“ACCI has also shown a remarkable misunderstanding of how the RBA manages monetary policy. The RBA is concerned with the level of interest rates in the market, that is, how much households and businesses actually pay. The RBA uses the cash rate to influence those market rates and seeks to strike the right balance between economic growth and the containment of inflation,” Mr Münchenberg said.
“The RBA has stated that it’s broadly happy with where interest rates currently sit and if it had wanted to see lower retail rates, it would have cut the cash rate last week.”
“The flaw in ACCI’s call for interest rate cuts is that, even if banks cut rates, the RBA would merely move the cash rate up until retail interest rates were back to where they are today.’
“If banks cut 0.25% from rates today, as demanded by ACCI, the RBA would most likely increase the cash rate by that amount at its next Board meeting to drive rates back up. Businesses and households would end up paying no less. The RBA has made this clear when it said that if the banks had only followed the RBA changes, the cash rate today would be 150 basis points (1.5%) higher than it is.”
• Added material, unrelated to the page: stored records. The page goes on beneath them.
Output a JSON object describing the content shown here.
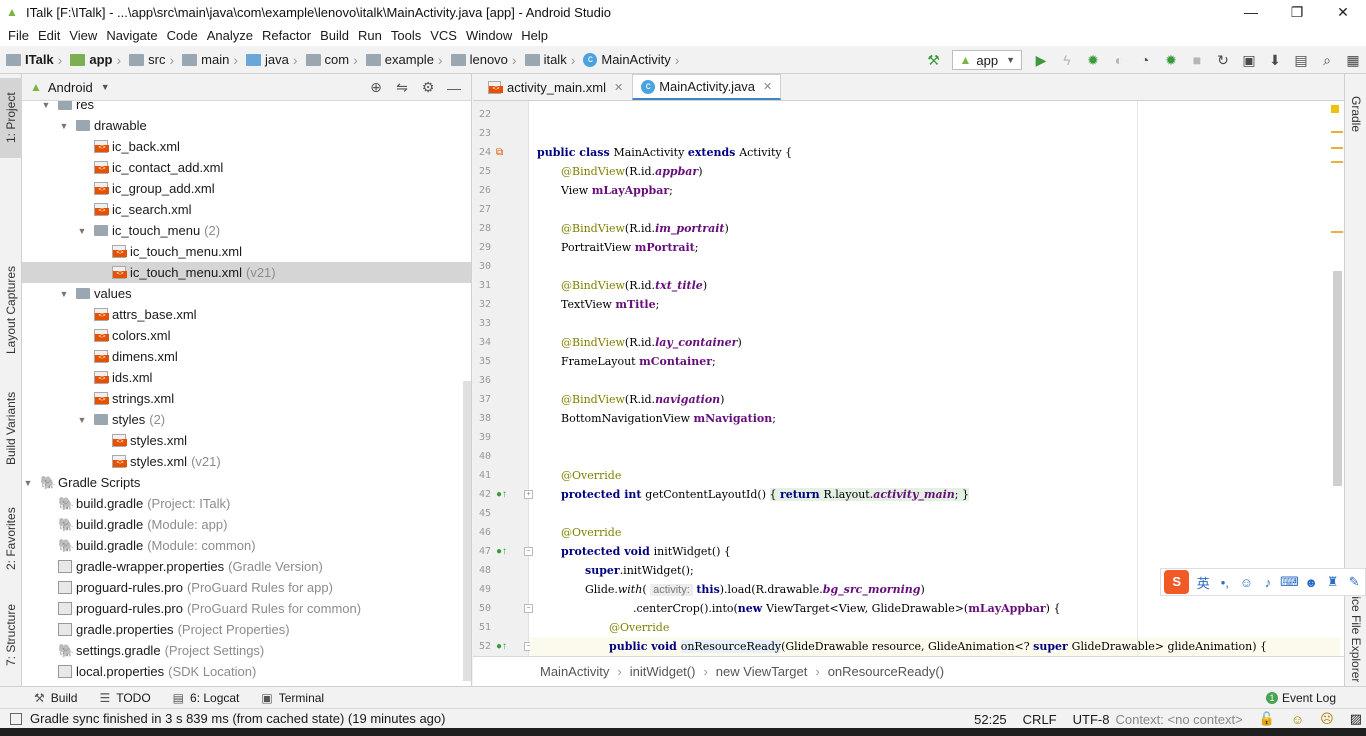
{
  "window": {
    "title": "ITalk [F:\\ITalk] - ...\\app\\src\\main\\java\\com\\example\\lenovo\\italk\\MainActivity.java [app] - Android Studio",
    "minimize": "—",
    "restore": "❐",
    "close": "✕"
  },
  "menu": [
    {
      "label": "File"
    },
    {
      "label": "Edit"
    },
    {
      "label": "View"
    },
    {
      "label": "Navigate"
    },
    {
      "label": "Code"
    },
    {
      "label": "Analyze"
    },
    {
      "label": "Refactor"
    },
    {
      "label": "Build"
    },
    {
      "label": "Run"
    },
    {
      "label": "Tools"
    },
    {
      "label": "VCS"
    },
    {
      "label": "Window"
    },
    {
      "label": "Help"
    }
  ],
  "breadcrumb": [
    {
      "label": "ITalk",
      "icon": "folder-icon"
    },
    {
      "label": "app",
      "icon": "module-folder-icon"
    },
    {
      "label": "src",
      "icon": "folder-icon"
    },
    {
      "label": "main",
      "icon": "folder-icon"
    },
    {
      "label": "java",
      "icon": "source-folder-icon"
    },
    {
      "label": "com",
      "icon": "package-icon"
    },
    {
      "label": "example",
      "icon": "package-icon"
    },
    {
      "label": "lenovo",
      "icon": "package-icon"
    },
    {
      "label": "italk",
      "icon": "package-icon"
    },
    {
      "label": "MainActivity",
      "icon": "class-icon"
    }
  ],
  "run_config": {
    "label": "app"
  },
  "left_tool_tabs": {
    "project": "1: Project",
    "captures": "Layout Captures",
    "variants": "Build Variants",
    "favorites": "2: Favorites",
    "structure": "7: Structure"
  },
  "right_tool_tabs": {
    "gradle": "Gradle",
    "explorer": "Device File Explorer"
  },
  "project_panel": {
    "view": "Android",
    "rows": [
      {
        "label": "res",
        "hint": "",
        "icon": "res-folder-icon"
      },
      {
        "label": "drawable",
        "hint": "",
        "icon": "folder-icon"
      },
      {
        "label": "ic_back.xml",
        "hint": "",
        "icon": "xml-file-icon"
      },
      {
        "label": "ic_contact_add.xml",
        "hint": "",
        "icon": "xml-file-icon"
      },
      {
        "label": "ic_group_add.xml",
        "hint": "",
        "icon": "xml-file-icon"
      },
      {
        "label": "ic_search.xml",
        "hint": "",
        "icon": "xml-file-icon"
      },
      {
        "label": "ic_touch_menu",
        "hint": "(2)",
        "icon": "folder-icon"
      },
      {
        "label": "ic_touch_menu.xml",
        "hint": "",
        "icon": "xml-file-icon"
      },
      {
        "label": "ic_touch_menu.xml",
        "hint": "(v21)",
        "icon": "xml-file-icon"
      },
      {
        "label": "values",
        "hint": "",
        "icon": "folder-icon"
      },
      {
        "label": "attrs_base.xml",
        "hint": "",
        "icon": "xml-file-icon"
      },
      {
        "label": "colors.xml",
        "hint": "",
        "icon": "xml-file-icon"
      },
      {
        "label": "dimens.xml",
        "hint": "",
        "icon": "xml-file-icon"
      },
      {
        "label": "ids.xml",
        "hint": "",
        "icon": "xml-file-icon"
      },
      {
        "label": "strings.xml",
        "hint": "",
        "icon": "xml-file-icon"
      },
      {
        "label": "styles",
        "hint": "(2)",
        "icon": "folder-icon"
      },
      {
        "label": "styles.xml",
        "hint": "",
        "icon": "xml-file-icon"
      },
      {
        "label": "styles.xml",
        "hint": "(v21)",
        "icon": "xml-file-icon"
      },
      {
        "label": "Gradle Scripts",
        "hint": "",
        "icon": "gradle-icon"
      },
      {
        "label": "build.gradle",
        "hint": "(Project: ITalk)",
        "icon": "gradle-icon"
      },
      {
        "label": "build.gradle",
        "hint": "(Module: app)",
        "icon": "gradle-icon"
      },
      {
        "label": "build.gradle",
        "hint": "(Module: common)",
        "icon": "gradle-icon"
      },
      {
        "label": "gradle-wrapper.properties",
        "hint": "(Gradle Version)",
        "icon": "properties-file-icon"
      },
      {
        "label": "proguard-rules.pro",
        "hint": "(ProGuard Rules for app)",
        "icon": "text-file-icon"
      },
      {
        "label": "proguard-rules.pro",
        "hint": "(ProGuard Rules for common)",
        "icon": "text-file-icon"
      },
      {
        "label": "gradle.properties",
        "hint": "(Project Properties)",
        "icon": "properties-file-icon"
      },
      {
        "label": "settings.gradle",
        "hint": "(Project Settings)",
        "icon": "gradle-icon"
      },
      {
        "label": "local.properties",
        "hint": "(SDK Location)",
        "icon": "properties-file-icon"
      }
    ]
  },
  "editor_tabs": [
    {
      "label": "activity_main.xml",
      "active": false
    },
    {
      "label": "MainActivity.java",
      "active": true
    }
  ],
  "code": {
    "line_numbers": [
      "22",
      "23",
      "24",
      "25",
      "26",
      "27",
      "28",
      "29",
      "30",
      "31",
      "32",
      "33",
      "34",
      "35",
      "36",
      "37",
      "38",
      "39",
      "40",
      "41",
      "42",
      "45",
      "46",
      "47",
      "48",
      "49",
      "50",
      "51",
      "52"
    ],
    "inline_hint": "activity:"
  },
  "code_breadcrumb": [
    "MainActivity",
    "initWidget()",
    "new ViewTarget",
    "onResourceReady()"
  ],
  "bottom_tabs": [
    {
      "label": "Build",
      "icon": "hammer-icon"
    },
    {
      "label": "TODO",
      "icon": "list-icon"
    },
    {
      "label": "6: Logcat",
      "icon": "logcat-icon"
    },
    {
      "label": "Terminal",
      "icon": "terminal-icon"
    }
  ],
  "event_log": {
    "label": "Event Log",
    "count": "1"
  },
  "status": {
    "message": "Gradle sync finished in 3 s 839 ms (from cached state) (19 minutes ago)",
    "position": "52:25",
    "line_sep": "CRLF",
    "encoding": "UTF-8",
    "context": "Context: <no context>"
  },
  "ime_bar": {
    "logo": "S",
    "lang": "英"
  }
}
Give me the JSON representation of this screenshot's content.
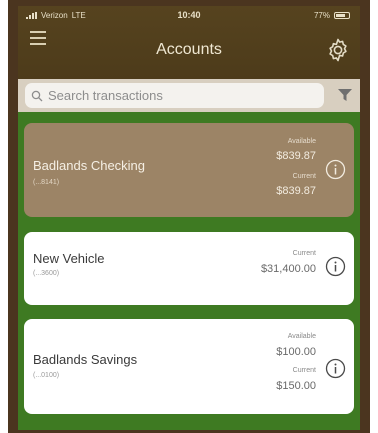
{
  "status_bar": {
    "carrier": "Verizon",
    "network": "LTE",
    "time": "10:40",
    "battery_text": "77%",
    "battery_level": 0.77
  },
  "header": {
    "title": "Accounts",
    "menu_icon": "hamburger-menu-icon",
    "settings_icon": "gear-icon"
  },
  "search": {
    "placeholder": "Search transactions",
    "filter_icon": "funnel-icon"
  },
  "colors": {
    "header_bg": "#56431f",
    "selected_card": "#9c8466",
    "background_green": "#3e7a22"
  },
  "accounts": [
    {
      "name": "Badlands Checking",
      "number": "(...8141)",
      "available_label": "Available",
      "available": "$839.87",
      "current_label": "Current",
      "current": "$839.87",
      "selected": true
    },
    {
      "name": "New Vehicle",
      "number": "(...3600)",
      "current_label": "Current",
      "current": "$31,400.00",
      "selected": false
    },
    {
      "name": "Badlands Savings",
      "number": "(...0100)",
      "available_label": "Available",
      "available": "$100.00",
      "current_label": "Current",
      "current": "$150.00",
      "selected": false
    }
  ]
}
“Monetary policy and how it works is a fundamental aspect of a modern economy. It is surprising that an organization such as ACCI has such a poor grasp of how monetary policy works,” Mr Münchenberg concluded.
For further information:
Heather Wellard, ABA PR,
Phone: 02 8298 0411, Mobile: 0409 830 439 @austbankers
1. ACCI media release February 15: “National business push for 0.25% rate cut outside official cycle”
2. RBA Statement on Monetary Policy, February 2013, page 46. http://www.rba.gov.au/publications/smp/2013/feb/pdf/0213.pdf
3. RBA Statement on Monetary Policy, February 2013, page 46 http://www.rba.gov.au/publications/smp/2013/feb/pdf/0213.pdf
4. RBA Statement on Monetary Policy, February 2013, page 45 http://www.rba.gov.au/publications/smp/2013/feb/pdf/0213.pdf